One of the benefits of having bird feeders in your back garden is that the birds get used to you and allow you to photograph them at close range. This can give you good practice, not just with technical skills, but with composition. Birds are so flighty for the most part, that often it’s a case of point and shoot and hope for the best. Spending time in the back garden therefore, gives you plenty of practice with birds so that when you do have to point and shoot your chances of getting a good shot are greatly improved. It can also improve your eye. The more you practice, the more composition becomes second nature. These two sparrow fledglings were cuddled up together waiting for mum and dad to come back with some scoff, and I had time to compose the shot and move to a position where I could get the leaves trailing into the image.

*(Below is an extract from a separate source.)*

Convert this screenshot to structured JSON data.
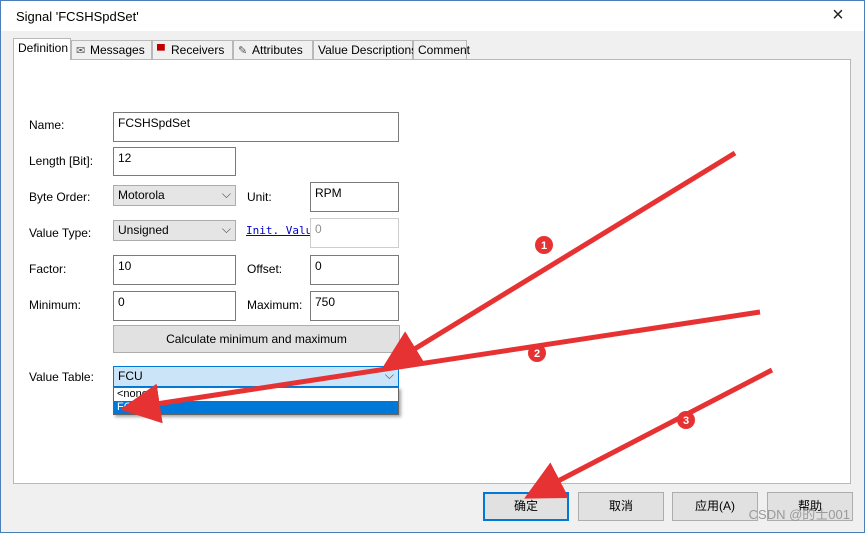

Without those leaves, this photo wouldn’t work.
Taking a photo of birds in the birdbath while sitting at their eye level just a few yards away can produce decent photos. I took around a dozen before I nabbed this one of a male watching a female having a bath. I took a few with just a single bird in the water, but the male standing there gives this image a story.
This little sparrow was chirping away and singing his heart out, but it took a couple of dozen shots to get him with his beak open. The more you practice, the better you become at anticipating shots like this and catching the moment.
I like this one, not so much because of the detail, which is awesome, but because the bird wasn’t pensively watching me, ready to fly off, it was acting naturally as if I wasn’t there.
The more time you spend with sparrows, the more you realise they have sophisticated social behaviours. They are a close knit community and make exceptionally good subjects on which to practice your bird photography skills. Spending time with them can be meaningful and rewarding, and not just with a camera but in being a part of their lives.
Credits - All photos copyright George Maciver - all rights reserved.